I Got My Dream Job and So Can You is not so much a self-help book as it is a guidebook. And for what it is, it’s surprisingly strong. The best thing Dream Job has going for it is the relationship between the author and the reader. As Leibman writes: “I am part of your generation, so I understand your situation. Most career books written for students and young professionals are written by authors from a totally different generation. Despite their wisdom and positive intentions, they grew up in a totally different world from the one you and I grew up in, and most of them have a very different perspective about your job search.”
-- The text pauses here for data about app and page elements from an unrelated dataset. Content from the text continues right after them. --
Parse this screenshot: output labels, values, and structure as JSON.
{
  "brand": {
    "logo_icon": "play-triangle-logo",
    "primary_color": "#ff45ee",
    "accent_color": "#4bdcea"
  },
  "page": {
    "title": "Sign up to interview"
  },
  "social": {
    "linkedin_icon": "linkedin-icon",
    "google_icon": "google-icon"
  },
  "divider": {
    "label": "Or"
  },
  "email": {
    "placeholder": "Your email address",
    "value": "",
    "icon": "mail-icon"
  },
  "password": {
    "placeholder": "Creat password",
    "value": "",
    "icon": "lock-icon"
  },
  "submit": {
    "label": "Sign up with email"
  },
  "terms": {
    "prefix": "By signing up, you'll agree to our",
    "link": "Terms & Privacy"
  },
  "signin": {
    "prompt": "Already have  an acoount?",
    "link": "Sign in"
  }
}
This is certainly true. Wisdom cannot be discounted, but with the relatively recent changes to the job market and its operation, there must now be a premium on adaptability. As Leibman appropriately writes, most “how to get a job” books are in fact written by people who have already had a lengthy career. While this does give their points inherent legitimacy, it does not negate the fact that the world in which they achieved their jobs and built their careers is long gone. Leibman is not the ultimate — or only — authority on how to land a job, but he certainly is ahead of the curve.
Moreover, the fact that Leibman seems to know what he’s talking about helps his case. Dream Job is chock-full of worthwhile, practical and easily applicable information and strategies.
This is not to say the book will solve all your job-related problems. But if you take it for what it is and follow Leibman’s advice, you will undoubtedly put yourself in a better position than you are currently in. After all, the audience for this book typically would be discontented with their current jobs (or not have one, for that matter).
One of the best truths Leibman rams home is the importance of networking. You can apply for hundreds of jobs, but if you don’t know someone on the inside of the company, you’re going to have a hard time. Leibman knows this firsthand. He writes:
[T]he way you approach an employer initially also dictates how you will be treated after getting hired. Again, no organization will admit this to be true. However, if you get hired because you know a senior executive in the organization, you better believe you will be treated better than if you somehow manage to get hired without any personal/internal endorsements. Part of this will be subconscious, and part of this will be intentional.
Essentially, it’s all about who you know. Leibman’s not necessarily saying you should abandon your current method of searching for jobs. But he is saying you should supplement it. Instead of devoting 100 percent of your time to scouring the Internet and trying to be the first person who applies, time could be better spent by going out into the world and interacting; talking to people in related fields; networking.
Another thing that Leibman has going for him is that his book is based on real-world experiences. He went through the process that hundreds of thousands of new and recent graduates are going through. He gets it. He understands the realities:
Networking, marketing yourself, interviewing, identifying your passions and talents… none of these processes came easily to me. I struggled before I succeeded. I was not blessed with some inborn ability to conduct a job search or to achieve my dreams. I had to figure everything out on my own through trial-and-error because it was all so unclear to me.
Leibman has been in the same position as everyone reading this book. There is certainly something to be said for relatability and empathy, and Leibman possesses both qualities.
Dream Job will not land you a job. But it will put you in the right position, or at the very least give you a better idea of where to go from here.
I Got My Dream Job and So Can You: 7 Steps to Creating Your Ideal Career after College
By Pete Leibman
AMACOM: March 1, 2012
Paperback, 256 pages